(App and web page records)
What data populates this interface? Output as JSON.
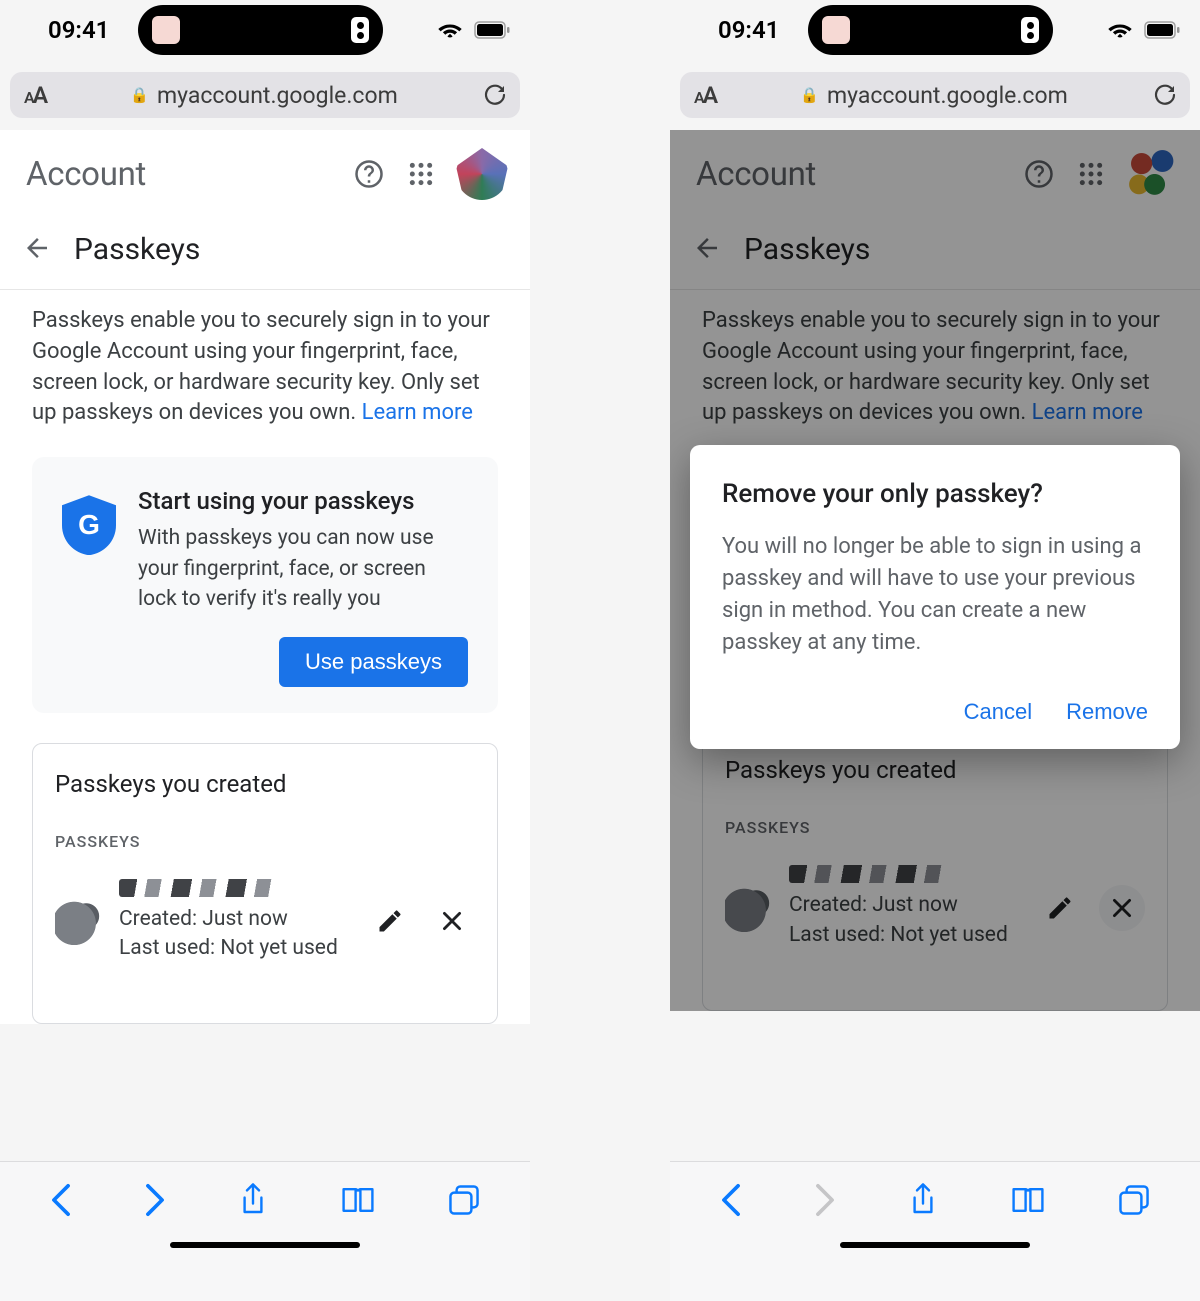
{
  "status": {
    "time": "09:41"
  },
  "url": "myaccount.google.com",
  "header": {
    "account_label": "Account"
  },
  "subheader": {
    "title": "Passkeys"
  },
  "intro": {
    "text": "Passkeys enable you to securely sign in to your Google Account using your fingerprint, face, screen lock, or hardware security key. Only set up passkeys on devices you own. ",
    "learn_more": "Learn more"
  },
  "promo": {
    "title": "Start using your passkeys",
    "body": "With passkeys you can now use your fingerprint, face, or screen lock to verify it's really you",
    "cta": "Use passkeys"
  },
  "list": {
    "title": "Passkeys you created",
    "section_label": "PASSKEYS",
    "item": {
      "created": "Created: Just now",
      "last_used": "Last used: Not yet used"
    }
  },
  "dialog": {
    "title": "Remove your only passkey?",
    "body": "You will no longer be able to sign in using a passkey and will have to use your previous sign in method. You can create a new passkey at any time.",
    "cancel": "Cancel",
    "remove": "Remove"
  }
}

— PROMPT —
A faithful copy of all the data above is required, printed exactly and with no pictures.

— ANSWER —
What data populates this interface? Output as JSON.
{
  "status": {
    "time": "09:41"
  },
  "url": "myaccount.google.com",
  "header": {
    "account_label": "Account"
  },
  "subheader": {
    "title": "Passkeys"
  },
  "intro": {
    "text": "Passkeys enable you to securely sign in to your Google Account using your fingerprint, face, screen lock, or hardware security key. Only set up passkeys on devices you own. ",
    "learn_more": "Learn more"
  },
  "promo": {
    "title": "Start using your passkeys",
    "body": "With passkeys you can now use your fingerprint, face, or screen lock to verify it's really you",
    "cta": "Use passkeys"
  },
  "list": {
    "title": "Passkeys you created",
    "section_label": "PASSKEYS",
    "item": {
      "created": "Created: Just now",
      "last_used": "Last used: Not yet used"
    }
  },
  "dialog": {
    "title": "Remove your only passkey?",
    "body": "You will no longer be able to sign in using a passkey and will have to use your previous sign in method. You can create a new passkey at any time.",
    "cancel": "Cancel",
    "remove": "Remove"
  }
}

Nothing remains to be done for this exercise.